If super middleweight contender George Groves gets the rematch he so badly wants with titleholder Carl Froch, he isn't going to get the kind of split of the money he had hoped for.

Last week, the IBF ordered a rematch of Froch's highly controversial ninth-round knockout against Groves on Nov. 23.

Although Froch is considering whether to fight his British countryman Groves again or dump one of his two belts and pursue a summer pay-per-view showdown with Julio Cesar Chavez Jr. in the United States (provided Chavez beats Brian Vera in their March 1 rematch), he did get some good news on Thursday in the event he elects to pursue the Groves rematch.

If a deal can't be struck between the camps, the fight will go to a purse bid. Typically, if an IBF mandatory fight involves a reigning titleholder and a challenger who ranks third or lower in the organization's rankings, the split of the winning bid is 85 percent to the titleholder and 15 percent to the challenger. Groves is rated sixth by the organization.

Given the controversial nature of the November fight and the enormous revenue a rematch would surely generate, Groves argued to the IBF that the split should be 75-25 for the rematch. Froch's side argued that the split should remain 85-15.
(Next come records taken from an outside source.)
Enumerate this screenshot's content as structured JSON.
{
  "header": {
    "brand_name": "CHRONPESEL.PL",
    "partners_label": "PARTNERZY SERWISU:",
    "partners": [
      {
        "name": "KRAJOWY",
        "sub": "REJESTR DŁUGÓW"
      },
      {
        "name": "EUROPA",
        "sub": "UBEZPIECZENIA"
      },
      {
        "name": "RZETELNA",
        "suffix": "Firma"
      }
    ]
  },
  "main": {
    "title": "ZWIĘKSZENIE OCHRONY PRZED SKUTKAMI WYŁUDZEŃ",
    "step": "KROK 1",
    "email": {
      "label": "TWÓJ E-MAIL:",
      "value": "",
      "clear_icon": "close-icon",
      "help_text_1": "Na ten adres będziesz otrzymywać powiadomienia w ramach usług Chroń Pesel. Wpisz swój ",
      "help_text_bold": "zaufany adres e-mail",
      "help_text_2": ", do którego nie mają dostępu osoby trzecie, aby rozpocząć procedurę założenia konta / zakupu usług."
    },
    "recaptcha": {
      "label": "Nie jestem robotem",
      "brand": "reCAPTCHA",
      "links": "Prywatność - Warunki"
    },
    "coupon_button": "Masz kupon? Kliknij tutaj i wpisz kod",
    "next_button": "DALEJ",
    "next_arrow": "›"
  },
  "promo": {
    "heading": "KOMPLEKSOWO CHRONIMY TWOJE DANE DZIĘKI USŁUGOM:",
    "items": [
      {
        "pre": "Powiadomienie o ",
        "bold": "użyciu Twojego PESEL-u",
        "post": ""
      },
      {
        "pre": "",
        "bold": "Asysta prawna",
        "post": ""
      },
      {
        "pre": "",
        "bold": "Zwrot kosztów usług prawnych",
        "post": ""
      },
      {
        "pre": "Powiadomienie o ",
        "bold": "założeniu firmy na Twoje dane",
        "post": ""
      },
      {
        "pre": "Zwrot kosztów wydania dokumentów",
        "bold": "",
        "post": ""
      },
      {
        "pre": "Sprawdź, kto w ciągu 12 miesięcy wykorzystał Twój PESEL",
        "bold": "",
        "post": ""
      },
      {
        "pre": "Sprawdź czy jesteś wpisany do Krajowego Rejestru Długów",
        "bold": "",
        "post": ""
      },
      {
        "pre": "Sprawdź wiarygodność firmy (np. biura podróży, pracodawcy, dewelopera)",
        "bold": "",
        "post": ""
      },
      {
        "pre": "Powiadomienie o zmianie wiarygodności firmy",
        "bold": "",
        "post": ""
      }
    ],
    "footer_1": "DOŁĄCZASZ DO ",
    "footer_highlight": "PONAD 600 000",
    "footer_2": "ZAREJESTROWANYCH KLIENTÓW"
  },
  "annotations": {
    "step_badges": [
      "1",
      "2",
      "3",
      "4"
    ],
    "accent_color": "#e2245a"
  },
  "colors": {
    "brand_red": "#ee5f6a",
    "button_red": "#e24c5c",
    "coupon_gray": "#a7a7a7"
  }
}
On Thursday, the IBF announced that its board of directors reviewed the arguments from both sides and voted unanimously to maintain the 85-15 split.

Froch (32-2, 23 KOs), 36, who had been knocked down in the first round, was trailing on all three scorecards when he hurt Groves (19-1, 15 KOs), 25, in the ninth round. But Groves was firing back and hadn't been knocked down when suddenly referee Howard John Foster shockingly stopped the fight, causing an uproar. Even many of Froch's own fans criticized the stoppage, viewed by many as one of the worst in recent years.